Earlier this week I wrote a post I called The Life and Death Paradox. It covered three rather provocative topics: abortion, sex education, and the death penalty. Not surprisingly, that post generated some very provocative comments. So that’s gonna be a tough act to follow.

This week’s provocative question came to mind when my son asked me a question. He wanted to know where we lived when I sold my motorcycle, and I couldn’t remember whether it was in New Jersey or Pennsylvania. I tried and tried, but came up empty. I couldn’t even recall the last time I rode it.

So, I decided to ask a question about human memory, which has been shown to be incredibly unreliable. With that in mind, here is this week’s provocative question:

“How do you know which of your memories are genuine and which have been altered over time or even made up?”

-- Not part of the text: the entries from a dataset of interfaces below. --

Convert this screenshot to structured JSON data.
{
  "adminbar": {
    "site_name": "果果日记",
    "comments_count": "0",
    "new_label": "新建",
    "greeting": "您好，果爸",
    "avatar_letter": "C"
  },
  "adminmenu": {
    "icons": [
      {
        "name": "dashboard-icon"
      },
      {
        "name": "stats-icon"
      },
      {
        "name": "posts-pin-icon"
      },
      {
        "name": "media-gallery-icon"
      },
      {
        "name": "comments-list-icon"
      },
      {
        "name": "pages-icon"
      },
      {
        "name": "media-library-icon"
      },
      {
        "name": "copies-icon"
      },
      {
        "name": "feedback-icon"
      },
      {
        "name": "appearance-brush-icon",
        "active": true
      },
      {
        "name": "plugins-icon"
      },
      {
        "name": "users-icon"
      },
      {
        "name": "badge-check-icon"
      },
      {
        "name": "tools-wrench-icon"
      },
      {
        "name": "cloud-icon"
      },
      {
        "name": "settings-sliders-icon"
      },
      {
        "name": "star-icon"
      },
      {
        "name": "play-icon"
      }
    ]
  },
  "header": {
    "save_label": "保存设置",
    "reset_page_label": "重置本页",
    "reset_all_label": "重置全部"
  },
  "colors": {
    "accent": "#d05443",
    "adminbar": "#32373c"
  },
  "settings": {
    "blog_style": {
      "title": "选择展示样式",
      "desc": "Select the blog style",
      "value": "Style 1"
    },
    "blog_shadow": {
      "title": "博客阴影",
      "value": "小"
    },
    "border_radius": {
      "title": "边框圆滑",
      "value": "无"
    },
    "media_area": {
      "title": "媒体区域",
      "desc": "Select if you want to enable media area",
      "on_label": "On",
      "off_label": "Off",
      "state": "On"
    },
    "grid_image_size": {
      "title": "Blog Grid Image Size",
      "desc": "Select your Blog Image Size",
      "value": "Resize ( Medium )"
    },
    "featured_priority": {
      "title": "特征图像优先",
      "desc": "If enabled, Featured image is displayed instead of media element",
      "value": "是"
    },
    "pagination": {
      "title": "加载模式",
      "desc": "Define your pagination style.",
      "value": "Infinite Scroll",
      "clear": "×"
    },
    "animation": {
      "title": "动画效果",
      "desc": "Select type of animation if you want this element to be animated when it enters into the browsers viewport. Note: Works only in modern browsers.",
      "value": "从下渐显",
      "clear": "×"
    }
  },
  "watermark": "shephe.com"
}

If you choose to participate, write a post with your response to the question. Once you are done, tag your post with #FPQ and create a pingback to this post if you are on WordPress. Or you can simply include a link to your post in the comments.

And most important, have fun.

Fandango’s Provocative Question #16

FPQEach week I will pose what I think is a provocative question for your consideration. By provocative, I don’t mean a question that will cause annoyance or anger. Nor do I mean a question intended to arouse sexual desire or interest.

What I do mean is a question that is likely to get you to think, to be creative, and to provoke a response. Hopefully a positive response.

This week’s provocative question came to mind when I started to work on our federal taxes this week. My wife said, “I don’t want any of our tax dollars to go to pay for Trump’s goddam vanity wall.” Unfortunately, we taxpayers don’t have the ability to earmark how our tax dollars are — or are not — spent. And so my wife’s comment gave me fodder for this week’s provocative question:

“Should tax payers have the option to explicitly say what they don’t want their tax dollars spent on?”

What do you think? What areas, if any, would you wish to exclude yout tax dollars from paying for?

If you choose to participate, write a post with your response to the question. Once you are done, tag your post with #FPQ and create a pingback to this post if you are on WordPress. Or you can simply include a link to your post in the comments.

And most important, have fun.